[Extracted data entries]
_____
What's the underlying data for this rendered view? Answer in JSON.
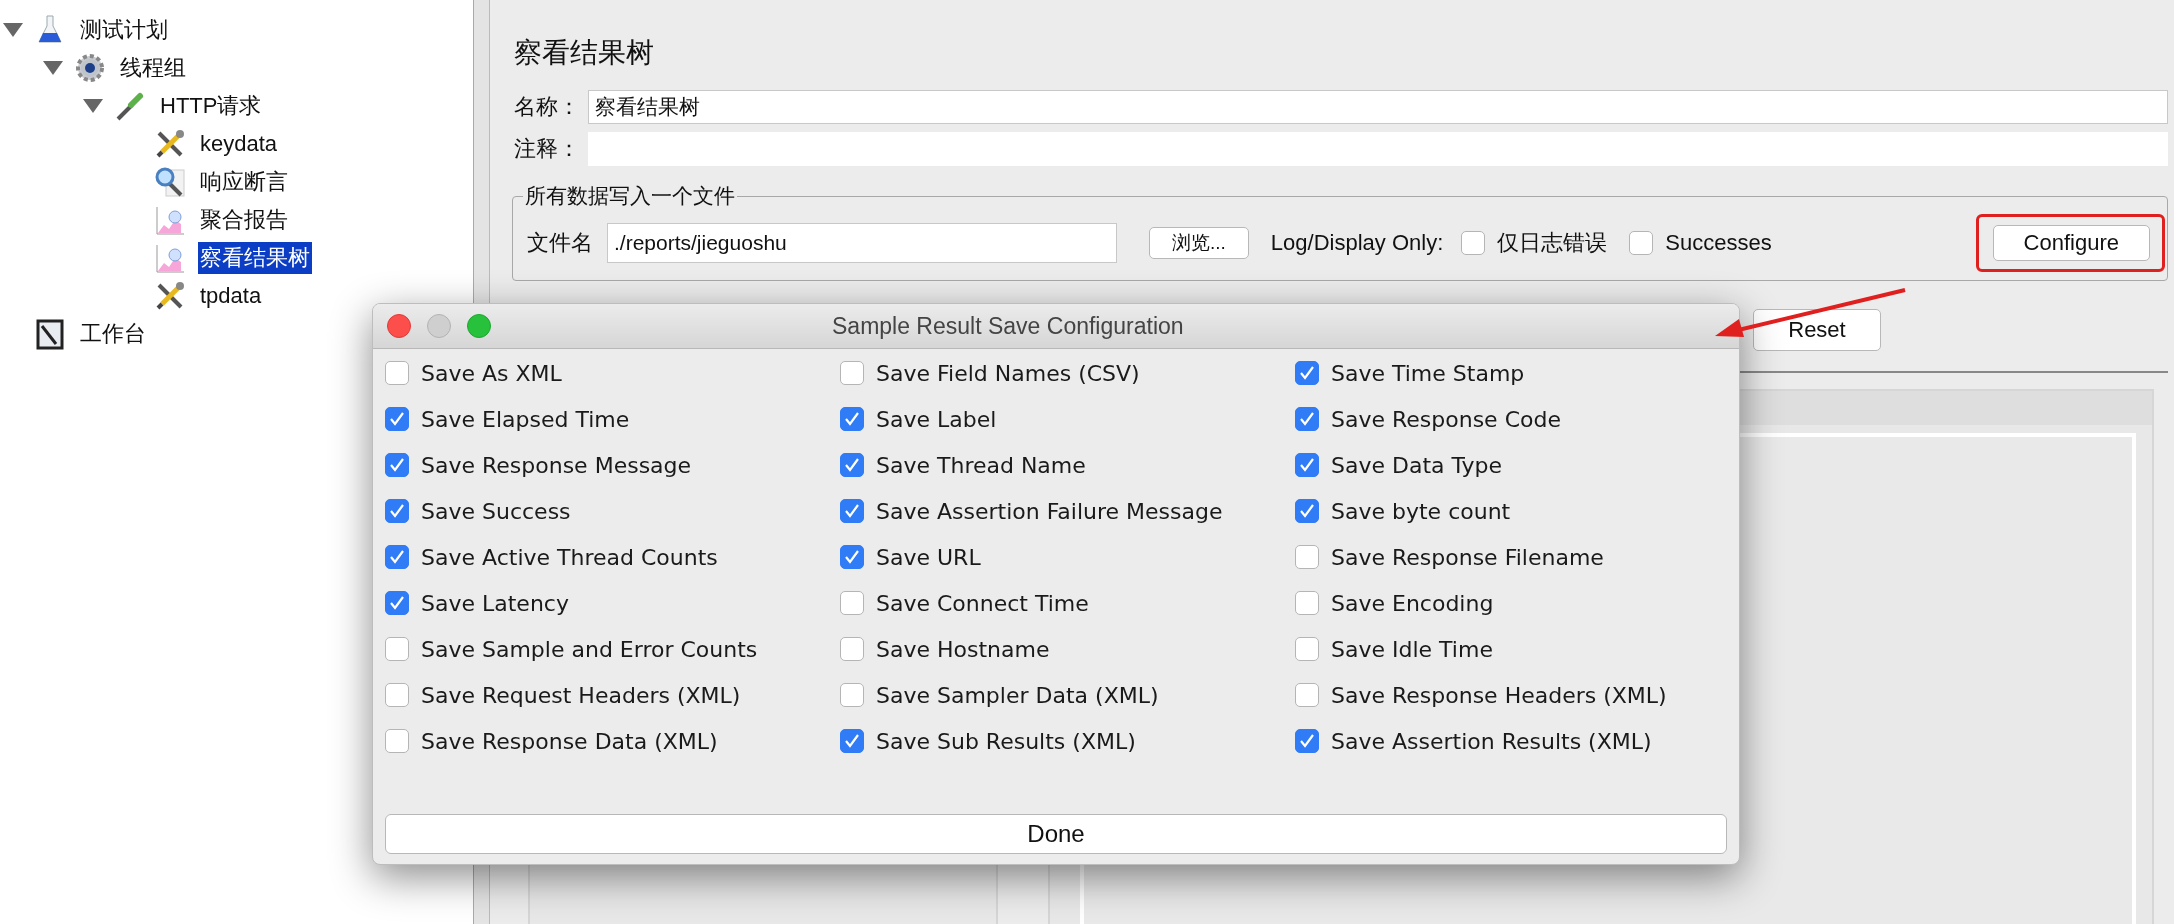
{
  "tree": [
    {
      "label": "测试计划",
      "kind": "plan",
      "expanded": true,
      "selected": false,
      "children": [
        {
          "label": "线程组",
          "kind": "thread-group",
          "expanded": true,
          "selected": false,
          "children": [
            {
              "label": "HTTP请求",
              "kind": "sampler",
              "expanded": true,
              "selected": false,
              "children": [
                {
                  "label": "keydata",
                  "kind": "config",
                  "selected": false
                },
                {
                  "label": "响应断言",
                  "kind": "assertion",
                  "selected": false
                },
                {
                  "label": "聚合报告",
                  "kind": "listener",
                  "selected": false
                },
                {
                  "label": "察看结果树",
                  "kind": "listener",
                  "selected": true
                },
                {
                  "label": "tpdata",
                  "kind": "config",
                  "selected": false
                }
              ]
            }
          ]
        }
      ]
    },
    {
      "label": "工作台",
      "kind": "workbench",
      "selected": false
    }
  ],
  "panel": {
    "title": "察看结果树",
    "name_label": "名称：",
    "name_value": "察看结果树",
    "comment_label": "注释：",
    "file_group": {
      "legend": "所有数据写入一个文件",
      "file_label": "文件名",
      "file_value": "./reports/jieguoshu",
      "browse_button": "浏览...",
      "log_label": "Log/Display Only:",
      "options": [
        {
          "label": "仅日志错误",
          "checked": false
        },
        {
          "label": "Successes",
          "checked": false
        }
      ],
      "configure_button": {
        "label": "Configure",
        "highlighted": true
      }
    },
    "reset_button": "Reset"
  },
  "dialog": {
    "title": "Sample Result Save Configuration",
    "options": [
      {
        "label": "Save As XML",
        "checked": false
      },
      {
        "label": "Save Field Names (CSV)",
        "checked": false
      },
      {
        "label": "Save Time Stamp",
        "checked": true
      },
      {
        "label": "Save Elapsed Time",
        "checked": true
      },
      {
        "label": "Save Label",
        "checked": true
      },
      {
        "label": "Save Response Code",
        "checked": true
      },
      {
        "label": "Save Response Message",
        "checked": true
      },
      {
        "label": "Save Thread Name",
        "checked": true
      },
      {
        "label": "Save Data Type",
        "checked": true
      },
      {
        "label": "Save Success",
        "checked": true
      },
      {
        "label": "Save Assertion Failure Message",
        "checked": true
      },
      {
        "label": "Save byte count",
        "checked": true
      },
      {
        "label": "Save Active Thread Counts",
        "checked": true
      },
      {
        "label": "Save URL",
        "checked": true
      },
      {
        "label": "Save Response Filename",
        "checked": false
      },
      {
        "label": "Save Latency",
        "checked": true
      },
      {
        "label": "Save Connect Time",
        "checked": false
      },
      {
        "label": "Save Encoding",
        "checked": false
      },
      {
        "label": "Save Sample and Error Counts",
        "checked": false
      },
      {
        "label": "Save Hostname",
        "checked": false
      },
      {
        "label": "Save Idle Time",
        "checked": false
      },
      {
        "label": "Save Request Headers (XML)",
        "checked": false
      },
      {
        "label": "Save Sampler Data (XML)",
        "checked": false
      },
      {
        "label": "Save Response Headers (XML)",
        "checked": false
      },
      {
        "label": "Save Response Data (XML)",
        "checked": false
      },
      {
        "label": "Save Sub Results (XML)",
        "checked": true
      },
      {
        "label": "Save Assertion Results (XML)",
        "checked": true
      }
    ],
    "done_button": "Done"
  }
}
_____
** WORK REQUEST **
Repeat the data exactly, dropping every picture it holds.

** EXERCISE ANSWER **
What's the underlying data for this rendered view? Answer in JSON.
{
  "tree": [
    {
      "label": "测试计划",
      "kind": "plan",
      "expanded": true,
      "selected": false,
      "children": [
        {
          "label": "线程组",
          "kind": "thread-group",
          "expanded": true,
          "selected": false,
          "children": [
            {
              "label": "HTTP请求",
              "kind": "sampler",
              "expanded": true,
              "selected": false,
              "children": [
                {
                  "label": "keydata",
                  "kind": "config",
                  "selected": false
                },
                {
                  "label": "响应断言",
                  "kind": "assertion",
                  "selected": false
                },
                {
                  "label": "聚合报告",
                  "kind": "listener",
                  "selected": false
                },
                {
                  "label": "察看结果树",
                  "kind": "listener",
                  "selected": true
                },
                {
                  "label": "tpdata",
                  "kind": "config",
                  "selected": false
                }
              ]
            }
          ]
        }
      ]
    },
    {
      "label": "工作台",
      "kind": "workbench",
      "selected": false
    }
  ],
  "panel": {
    "title": "察看结果树",
    "name_label": "名称：",
    "name_value": "察看结果树",
    "comment_label": "注释：",
    "file_group": {
      "legend": "所有数据写入一个文件",
      "file_label": "文件名",
      "file_value": "./reports/jieguoshu",
      "browse_button": "浏览...",
      "log_label": "Log/Display Only:",
      "options": [
        {
          "label": "仅日志错误",
          "checked": false
        },
        {
          "label": "Successes",
          "checked": false
        }
      ],
      "configure_button": {
        "label": "Configure",
        "highlighted": true
      }
    },
    "reset_button": "Reset"
  },
  "dialog": {
    "title": "Sample Result Save Configuration",
    "options": [
      {
        "label": "Save As XML",
        "checked": false
      },
      {
        "label": "Save Field Names (CSV)",
        "checked": false
      },
      {
        "label": "Save Time Stamp",
        "checked": true
      },
      {
        "label": "Save Elapsed Time",
        "checked": true
      },
      {
        "label": "Save Label",
        "checked": true
      },
      {
        "label": "Save Response Code",
        "checked": true
      },
      {
        "label": "Save Response Message",
        "checked": true
      },
      {
        "label": "Save Thread Name",
        "checked": true
      },
      {
        "label": "Save Data Type",
        "checked": true
      },
      {
        "label": "Save Success",
        "checked": true
      },
      {
        "label": "Save Assertion Failure Message",
        "checked": true
      },
      {
        "label": "Save byte count",
        "checked": true
      },
      {
        "label": "Save Active Thread Counts",
        "checked": true
      },
      {
        "label": "Save URL",
        "checked": true
      },
      {
        "label": "Save Response Filename",
        "checked": false
      },
      {
        "label": "Save Latency",
        "checked": true
      },
      {
        "label": "Save Connect Time",
        "checked": false
      },
      {
        "label": "Save Encoding",
        "checked": false
      },
      {
        "label": "Save Sample and Error Counts",
        "checked": false
      },
      {
        "label": "Save Hostname",
        "checked": false
      },
      {
        "label": "Save Idle Time",
        "checked": false
      },
      {
        "label": "Save Request Headers (XML)",
        "checked": false
      },
      {
        "label": "Save Sampler Data (XML)",
        "checked": false
      },
      {
        "label": "Save Response Headers (XML)",
        "checked": false
      },
      {
        "label": "Save Response Data (XML)",
        "checked": false
      },
      {
        "label": "Save Sub Results (XML)",
        "checked": true
      },
      {
        "label": "Save Assertion Results (XML)",
        "checked": true
      }
    ],
    "done_button": "Done"
  }
}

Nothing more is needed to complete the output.